*** Input for this task

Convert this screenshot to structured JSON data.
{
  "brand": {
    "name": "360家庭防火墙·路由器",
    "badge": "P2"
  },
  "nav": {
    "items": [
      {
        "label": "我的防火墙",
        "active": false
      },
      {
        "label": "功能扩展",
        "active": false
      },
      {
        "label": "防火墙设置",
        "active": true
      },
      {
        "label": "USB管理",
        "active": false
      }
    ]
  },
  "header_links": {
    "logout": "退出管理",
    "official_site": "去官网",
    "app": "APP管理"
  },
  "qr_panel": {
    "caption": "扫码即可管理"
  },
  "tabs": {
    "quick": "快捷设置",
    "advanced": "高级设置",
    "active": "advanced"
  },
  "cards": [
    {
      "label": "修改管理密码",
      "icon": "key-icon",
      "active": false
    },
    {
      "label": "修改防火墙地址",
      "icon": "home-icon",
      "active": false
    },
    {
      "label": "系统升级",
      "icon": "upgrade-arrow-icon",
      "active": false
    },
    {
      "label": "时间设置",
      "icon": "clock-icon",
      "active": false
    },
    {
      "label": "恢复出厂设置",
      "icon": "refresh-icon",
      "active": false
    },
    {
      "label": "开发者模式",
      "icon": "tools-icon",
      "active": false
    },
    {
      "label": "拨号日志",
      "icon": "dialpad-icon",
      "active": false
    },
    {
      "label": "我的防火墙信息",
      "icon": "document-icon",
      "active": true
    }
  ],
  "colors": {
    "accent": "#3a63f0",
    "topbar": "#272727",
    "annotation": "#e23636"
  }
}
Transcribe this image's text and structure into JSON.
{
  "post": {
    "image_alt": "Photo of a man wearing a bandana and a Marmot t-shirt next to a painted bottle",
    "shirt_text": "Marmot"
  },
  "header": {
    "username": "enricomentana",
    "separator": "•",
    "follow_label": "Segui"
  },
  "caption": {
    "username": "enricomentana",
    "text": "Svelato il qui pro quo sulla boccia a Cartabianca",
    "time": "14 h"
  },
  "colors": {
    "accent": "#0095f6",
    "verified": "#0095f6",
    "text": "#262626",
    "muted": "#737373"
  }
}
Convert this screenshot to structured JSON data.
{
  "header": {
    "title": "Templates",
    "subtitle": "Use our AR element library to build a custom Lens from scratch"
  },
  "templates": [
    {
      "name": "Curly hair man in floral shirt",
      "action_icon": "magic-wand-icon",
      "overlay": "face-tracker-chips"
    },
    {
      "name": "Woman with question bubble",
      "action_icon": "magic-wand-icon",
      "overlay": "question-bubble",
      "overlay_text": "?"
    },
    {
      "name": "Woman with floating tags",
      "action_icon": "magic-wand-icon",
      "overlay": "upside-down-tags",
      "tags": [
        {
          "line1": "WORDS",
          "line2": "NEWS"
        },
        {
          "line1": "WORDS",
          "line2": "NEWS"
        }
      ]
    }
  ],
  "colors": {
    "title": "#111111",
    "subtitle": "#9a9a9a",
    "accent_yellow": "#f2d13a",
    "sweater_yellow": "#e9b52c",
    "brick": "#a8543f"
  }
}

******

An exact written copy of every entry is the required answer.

→ The answer
Convert this screenshot to structured JSON data.
{
  "brand": {
    "name": "360家庭防火墙·路由器",
    "badge": "P2"
  },
  "nav": {
    "items": [
      {
        "label": "我的防火墙",
        "active": false
      },
      {
        "label": "功能扩展",
        "active": false
      },
      {
        "label": "防火墙设置",
        "active": true
      },
      {
        "label": "USB管理",
        "active": false
      }
    ]
  },
  "header_links": {
    "logout": "退出管理",
    "official_site": "去官网",
    "app": "APP管理"
  },
  "qr_panel": {
    "caption": "扫码即可管理"
  },
  "tabs": {
    "quick": "快捷设置",
    "advanced": "高级设置",
    "active": "advanced"
  },
  "cards": [
    {
      "label": "修改管理密码",
      "icon": "key-icon",
      "active": false
    },
    {
      "label": "修改防火墙地址",
      "icon": "home-icon",
      "active": false
    },
    {
      "label": "系统升级",
      "icon": "upgrade-arrow-icon",
      "active": false
    },
    {
      "label": "时间设置",
      "icon": "clock-icon",
      "active": false
    },
    {
      "label": "恢复出厂设置",
      "icon": "refresh-icon",
      "active": false
    },
    {
      "label": "开发者模式",
      "icon": "tools-icon",
      "active": false
    },
    {
      "label": "拨号日志",
      "icon": "dialpad-icon",
      "active": false
    },
    {
      "label": "我的防火墙信息",
      "icon": "document-icon",
      "active": true
    }
  ],
  "colors": {
    "accent": "#3a63f0",
    "topbar": "#272727",
    "annotation": "#e23636"
  }
}
Transcribe this image's text and structure into JSON.
{
  "post": {
    "image_alt": "Photo of a man wearing a bandana and a Marmot t-shirt next to a painted bottle",
    "shirt_text": "Marmot"
  },
  "header": {
    "username": "enricomentana",
    "separator": "•",
    "follow_label": "Segui"
  },
  "caption": {
    "username": "enricomentana",
    "text": "Svelato il qui pro quo sulla boccia a Cartabianca",
    "time": "14 h"
  },
  "colors": {
    "accent": "#0095f6",
    "verified": "#0095f6",
    "text": "#262626",
    "muted": "#737373"
  }
}
Convert this screenshot to structured JSON data.
{
  "header": {
    "title": "Templates",
    "subtitle": "Use our AR element library to build a custom Lens from scratch"
  },
  "templates": [
    {
      "name": "Curly hair man in floral shirt",
      "action_icon": "magic-wand-icon",
      "overlay": "face-tracker-chips"
    },
    {
      "name": "Woman with question bubble",
      "action_icon": "magic-wand-icon",
      "overlay": "question-bubble",
      "overlay_text": "?"
    },
    {
      "name": "Woman with floating tags",
      "action_icon": "magic-wand-icon",
      "overlay": "upside-down-tags",
      "tags": [
        {
          "line1": "WORDS",
          "line2": "NEWS"
        },
        {
          "line1": "WORDS",
          "line2": "NEWS"
        }
      ]
    }
  ],
  "colors": {
    "title": "#111111",
    "subtitle": "#9a9a9a",
    "accent_yellow": "#f2d13a",
    "sweater_yellow": "#e9b52c",
    "brick": "#a8543f"
  }
}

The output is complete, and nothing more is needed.